NBC News’ “The Trail Tapes” is an election season series that focuses on “people with unorthodox relationships to the 2016 campaign.” And the latest installment of the series really lives up to that tagline. It profiles Saba Ahmed, a Muslim lawyer from Washington, D.C., who made headlines back in November when she appeared on Megyn Kelly’s Fox News show wearing an American flag hijab.
“I want to see a Republican in the White House,” Ahmed, wearing a hijab, declared in an interview with NBC News. If that’s surprising, then what she added next just may shock you. “Even if it’s Donald Trump.” The unexpected remark comes spliced between video clips of Trump calling for a shutdown of foreign Muslims entering the U.S.

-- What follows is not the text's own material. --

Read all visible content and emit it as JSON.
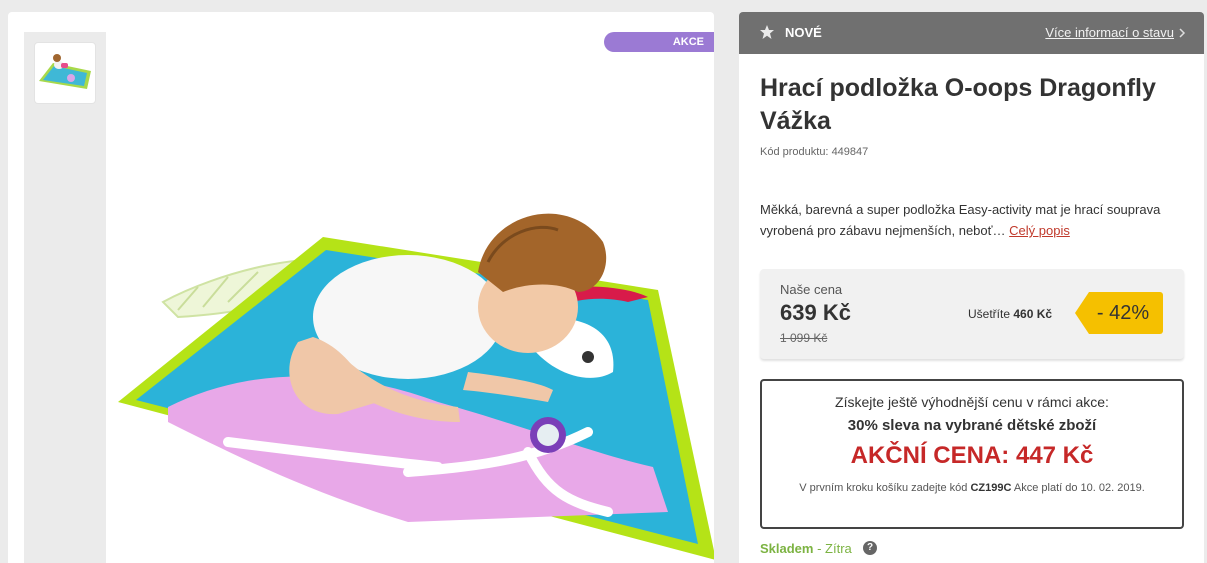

What in tarnation is going on here?
Ahmed is a former Democrat who turned Republican about five years ago, according to the bio on her website. She is the president and founder of the Republican Muslim Coalition and is a frequent guest on cable news shows. She says that American Muslims don’t have enough representation in the discourse happening on cable news and she’s trying to make up for that. “What I’m trying to do is speak for our community.”
She’s also trying to change the minds of American Muslims who feel that Republican candidates like Trump view them as the enemy. Watch in the video above as she confronts Muslims who say they’re going to vote for the Democratic nominee in the general election. Her chief argument is that Republicans’ “core ideals” align better with Muslim beliefs than Democrats’ ideologies do. And she points to the presidential election 16 years ago as evidence that this has always been true.

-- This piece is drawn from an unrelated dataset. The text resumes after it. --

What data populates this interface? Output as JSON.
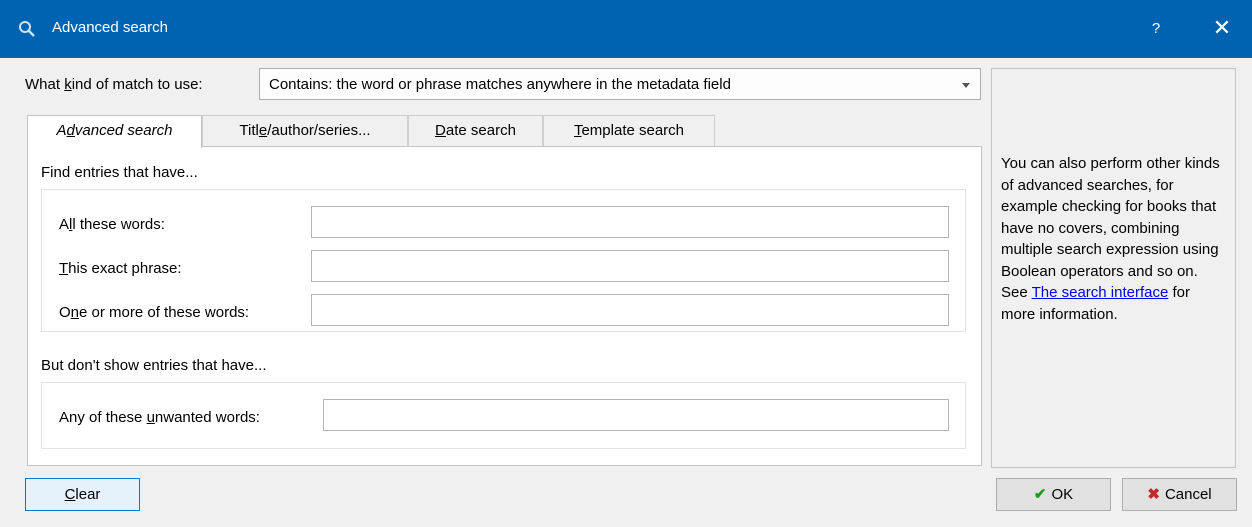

In the 2000 presidential election, she says that more Muslims voted for George W. Bush than they did for Al Gore. “Sadly, after 9/11, Bush kind of betrayed our community. And that’s what drove a lot of Muslims away from the Republican party,” she says. Now, she’s trying to bring them back to the fold.
But what about Trump? Is she serious? Ahmed acknowledges that Trump’s rhetoric has been damaging, but said “I am hopeful” he’ll change that in the run up to the general election. Ahmed said she thinks the U.S. has real national security problems, but that those problems can be solved with the help of Muslim Americans.